(Beginning of RECORDS)

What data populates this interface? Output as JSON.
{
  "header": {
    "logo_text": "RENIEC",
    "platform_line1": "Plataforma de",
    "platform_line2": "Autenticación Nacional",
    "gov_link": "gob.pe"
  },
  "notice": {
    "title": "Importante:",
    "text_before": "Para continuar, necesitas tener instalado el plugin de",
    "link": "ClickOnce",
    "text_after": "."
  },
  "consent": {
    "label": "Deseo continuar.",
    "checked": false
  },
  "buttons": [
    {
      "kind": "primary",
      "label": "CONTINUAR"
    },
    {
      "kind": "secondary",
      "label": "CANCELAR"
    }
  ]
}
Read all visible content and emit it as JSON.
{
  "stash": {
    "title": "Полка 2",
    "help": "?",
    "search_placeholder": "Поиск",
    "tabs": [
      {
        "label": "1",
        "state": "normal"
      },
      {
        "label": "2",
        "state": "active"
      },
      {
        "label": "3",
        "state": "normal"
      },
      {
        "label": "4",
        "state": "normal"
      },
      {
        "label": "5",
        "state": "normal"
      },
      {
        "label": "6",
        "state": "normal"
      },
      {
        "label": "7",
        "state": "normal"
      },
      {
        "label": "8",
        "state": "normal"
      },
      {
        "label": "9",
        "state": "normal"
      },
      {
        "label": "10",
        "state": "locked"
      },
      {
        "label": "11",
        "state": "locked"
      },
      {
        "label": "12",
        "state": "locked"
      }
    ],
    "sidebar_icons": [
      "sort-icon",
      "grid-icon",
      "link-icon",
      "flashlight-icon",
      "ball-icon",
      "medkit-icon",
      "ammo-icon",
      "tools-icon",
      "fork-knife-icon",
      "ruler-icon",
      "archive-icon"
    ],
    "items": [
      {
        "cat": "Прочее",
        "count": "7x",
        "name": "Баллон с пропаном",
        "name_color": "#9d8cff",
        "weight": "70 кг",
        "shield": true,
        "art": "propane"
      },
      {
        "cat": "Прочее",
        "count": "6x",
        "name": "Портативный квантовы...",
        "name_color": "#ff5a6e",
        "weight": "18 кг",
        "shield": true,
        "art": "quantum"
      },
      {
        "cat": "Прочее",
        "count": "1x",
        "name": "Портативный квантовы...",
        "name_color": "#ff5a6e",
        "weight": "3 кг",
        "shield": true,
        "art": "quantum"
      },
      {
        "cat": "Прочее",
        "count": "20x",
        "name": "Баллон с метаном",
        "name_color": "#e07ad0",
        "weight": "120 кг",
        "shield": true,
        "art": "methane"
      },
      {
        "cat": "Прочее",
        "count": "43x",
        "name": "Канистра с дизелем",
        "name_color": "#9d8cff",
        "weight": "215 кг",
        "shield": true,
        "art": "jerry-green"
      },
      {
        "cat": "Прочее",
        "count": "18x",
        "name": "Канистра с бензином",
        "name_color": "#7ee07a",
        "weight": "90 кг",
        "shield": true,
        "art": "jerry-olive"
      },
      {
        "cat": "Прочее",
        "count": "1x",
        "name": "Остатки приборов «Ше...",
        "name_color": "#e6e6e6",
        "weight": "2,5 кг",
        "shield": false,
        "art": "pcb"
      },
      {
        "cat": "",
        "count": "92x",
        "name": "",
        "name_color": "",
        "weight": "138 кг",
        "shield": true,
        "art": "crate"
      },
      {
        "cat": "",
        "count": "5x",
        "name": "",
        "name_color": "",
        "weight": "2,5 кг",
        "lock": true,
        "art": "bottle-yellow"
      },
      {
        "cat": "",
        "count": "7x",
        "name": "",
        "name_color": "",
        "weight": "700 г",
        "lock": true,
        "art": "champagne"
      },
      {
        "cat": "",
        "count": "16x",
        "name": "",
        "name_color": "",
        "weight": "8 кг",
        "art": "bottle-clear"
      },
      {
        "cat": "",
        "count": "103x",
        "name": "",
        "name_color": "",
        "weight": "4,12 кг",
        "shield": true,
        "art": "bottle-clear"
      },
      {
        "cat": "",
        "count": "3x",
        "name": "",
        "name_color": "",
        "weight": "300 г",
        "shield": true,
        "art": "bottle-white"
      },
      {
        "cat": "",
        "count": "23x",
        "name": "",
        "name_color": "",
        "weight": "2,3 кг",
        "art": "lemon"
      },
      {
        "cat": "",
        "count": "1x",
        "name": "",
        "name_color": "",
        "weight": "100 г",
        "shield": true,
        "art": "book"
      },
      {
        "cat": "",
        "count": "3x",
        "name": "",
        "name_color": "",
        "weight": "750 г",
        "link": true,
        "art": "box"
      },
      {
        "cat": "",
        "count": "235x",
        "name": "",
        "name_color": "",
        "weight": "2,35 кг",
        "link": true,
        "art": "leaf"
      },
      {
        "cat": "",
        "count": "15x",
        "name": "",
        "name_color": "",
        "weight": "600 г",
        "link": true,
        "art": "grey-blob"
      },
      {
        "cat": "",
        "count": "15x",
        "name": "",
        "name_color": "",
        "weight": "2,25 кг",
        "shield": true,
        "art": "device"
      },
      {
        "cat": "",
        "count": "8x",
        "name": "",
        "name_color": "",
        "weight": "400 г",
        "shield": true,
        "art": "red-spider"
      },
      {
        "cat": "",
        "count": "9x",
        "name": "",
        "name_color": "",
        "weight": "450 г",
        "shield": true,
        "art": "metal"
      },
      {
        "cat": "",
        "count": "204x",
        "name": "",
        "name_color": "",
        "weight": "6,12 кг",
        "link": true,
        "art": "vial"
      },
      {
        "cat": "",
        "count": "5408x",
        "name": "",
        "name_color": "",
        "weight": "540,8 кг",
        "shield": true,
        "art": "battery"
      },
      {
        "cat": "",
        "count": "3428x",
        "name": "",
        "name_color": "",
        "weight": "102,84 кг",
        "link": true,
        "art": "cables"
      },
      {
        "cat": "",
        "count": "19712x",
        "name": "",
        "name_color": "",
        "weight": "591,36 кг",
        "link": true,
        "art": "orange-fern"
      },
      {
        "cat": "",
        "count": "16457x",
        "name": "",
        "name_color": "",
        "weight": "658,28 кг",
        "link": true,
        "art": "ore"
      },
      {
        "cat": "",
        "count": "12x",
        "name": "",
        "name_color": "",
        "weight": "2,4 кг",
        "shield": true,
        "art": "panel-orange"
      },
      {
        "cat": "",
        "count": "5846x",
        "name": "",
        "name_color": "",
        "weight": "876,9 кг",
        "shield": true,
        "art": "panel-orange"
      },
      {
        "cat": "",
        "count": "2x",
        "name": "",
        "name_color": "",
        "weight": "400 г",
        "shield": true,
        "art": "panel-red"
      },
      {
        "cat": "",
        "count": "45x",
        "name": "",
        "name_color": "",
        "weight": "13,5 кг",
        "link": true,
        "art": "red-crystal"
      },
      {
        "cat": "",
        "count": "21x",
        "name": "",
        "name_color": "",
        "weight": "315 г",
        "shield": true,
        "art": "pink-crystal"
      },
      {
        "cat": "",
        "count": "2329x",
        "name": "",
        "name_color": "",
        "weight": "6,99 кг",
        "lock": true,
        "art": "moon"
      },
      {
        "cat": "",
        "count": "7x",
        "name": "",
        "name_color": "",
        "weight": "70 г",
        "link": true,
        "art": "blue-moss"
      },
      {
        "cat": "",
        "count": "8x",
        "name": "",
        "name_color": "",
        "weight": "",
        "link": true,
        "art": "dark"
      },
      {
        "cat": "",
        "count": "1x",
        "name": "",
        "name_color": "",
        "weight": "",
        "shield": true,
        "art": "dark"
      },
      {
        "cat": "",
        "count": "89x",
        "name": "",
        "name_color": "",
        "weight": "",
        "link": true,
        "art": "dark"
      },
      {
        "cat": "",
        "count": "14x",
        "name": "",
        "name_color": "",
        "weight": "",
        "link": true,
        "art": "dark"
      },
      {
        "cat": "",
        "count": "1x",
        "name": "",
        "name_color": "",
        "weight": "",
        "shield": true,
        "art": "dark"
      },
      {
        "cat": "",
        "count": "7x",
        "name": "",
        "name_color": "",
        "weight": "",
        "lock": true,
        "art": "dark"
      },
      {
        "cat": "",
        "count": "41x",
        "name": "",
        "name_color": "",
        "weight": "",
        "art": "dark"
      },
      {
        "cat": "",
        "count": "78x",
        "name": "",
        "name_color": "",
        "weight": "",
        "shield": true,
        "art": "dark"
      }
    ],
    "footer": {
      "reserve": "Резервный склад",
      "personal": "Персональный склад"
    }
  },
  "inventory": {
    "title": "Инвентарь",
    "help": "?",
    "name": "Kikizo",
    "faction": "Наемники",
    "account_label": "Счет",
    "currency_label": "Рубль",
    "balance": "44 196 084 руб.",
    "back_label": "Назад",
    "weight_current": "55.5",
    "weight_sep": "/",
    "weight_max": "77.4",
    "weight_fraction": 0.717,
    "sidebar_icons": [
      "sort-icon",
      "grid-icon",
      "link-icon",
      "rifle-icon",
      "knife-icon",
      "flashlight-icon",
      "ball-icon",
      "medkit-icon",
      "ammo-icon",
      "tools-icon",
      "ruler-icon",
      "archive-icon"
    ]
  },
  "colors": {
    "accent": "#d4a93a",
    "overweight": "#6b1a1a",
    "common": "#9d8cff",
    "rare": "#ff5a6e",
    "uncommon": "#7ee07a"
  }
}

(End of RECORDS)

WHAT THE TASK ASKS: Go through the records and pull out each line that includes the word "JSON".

TASK ANSWER:
What data populates this interface? Output as JSON.
Read all visible content and emit it as JSON.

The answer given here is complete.